During the 25 January Revolution in 2011, in an effort to contain the protests, Mubarak called for a government resignation and called on Rachid to become prime minister and form a new cabinet. Rachid refused. Similarly, when he was later asked by prime minister Ahmed Shafiq to continue in his role as minister of trade and industry, he also declined.
He decided to leave Egypt in February 2011 in fear of political retribution. Shortly thereafter, the prosecutor general imposed a travel ban on Rachid and other former ministers and political figures, and froze all their assets.
Consequently, he was accused in two different cases. Case No. 1372/2011, known as “licences to steel companies”, saw Rachid accused of granting licences for certain iron and steel plants to certain companies without charge.
The prosecutor did not allege that Rachid personally received the amounts claimed. The former minister had no role in the decision to grant licences to these companies, but rather acted in accordance with the instruction of an 11-member energy committee chaired by the prime minister at the time.
In fact, one year after Rachid’s accusation, in another investigation covering the same matter but involving the Egyptian companies that were granted the free licences, the prosecutor confirmed that no crime was committed in issuing the free licences to the steel companies in question.

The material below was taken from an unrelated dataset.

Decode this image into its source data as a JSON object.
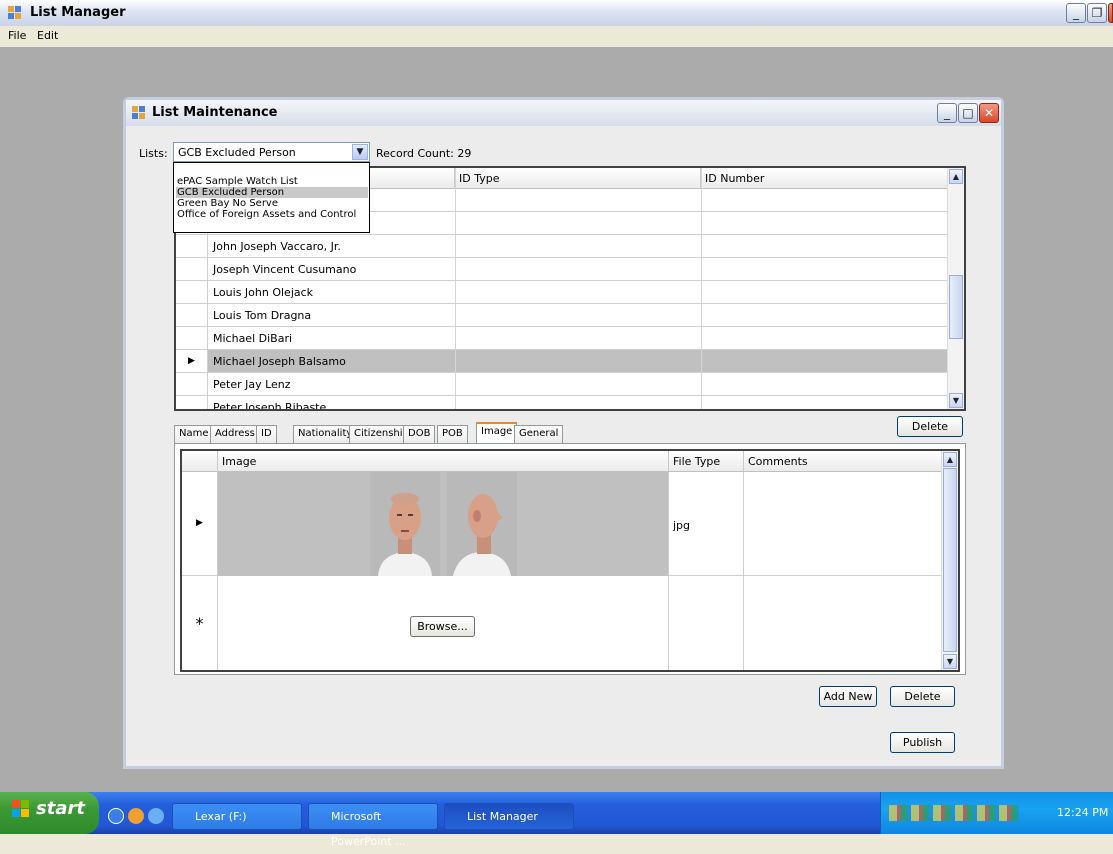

The second case in question is No. 13/2014, publicly known as the “illicit gains” case. The Illicit Gains Authority, which was formed following Mubarak’s step-down, investigated the accusation that Rachid exploited his official position as a member of the National Democratic Party to obtain inside information regarding two capital increases of EFG Hermes Holding Company.
The first EFG Hermes increase took place in November 2003, and the second in February 2006. Rachid sold the subscribed shares between 2005 and 2007, realising a gain of EGP 520m.

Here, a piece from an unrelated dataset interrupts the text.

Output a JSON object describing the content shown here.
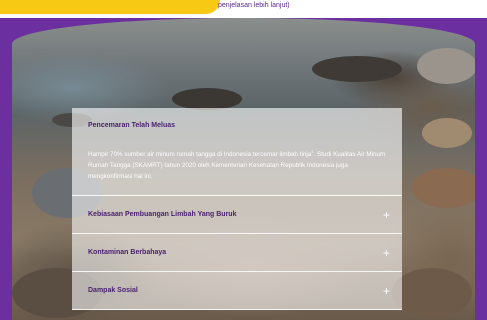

Consequently, the authority requested to present its findings before the Egyptian Criminal Courts. Accordingly, in August 2014, the court sentenced Rachid and his daughter Alia in absentia to fifteen years imprisonment and a fine of EGP 520m.
Moreover, as required by law, the prosecutor requested that the Egyptian Financial Supervisory Authority (EFSA) investigate Rachid’s involvement in the EFG Hermes Holding Company’s capital increases. EFSA later concluded that such allegations were baseless and that there was no wrongdoing in their report issued in December 2014.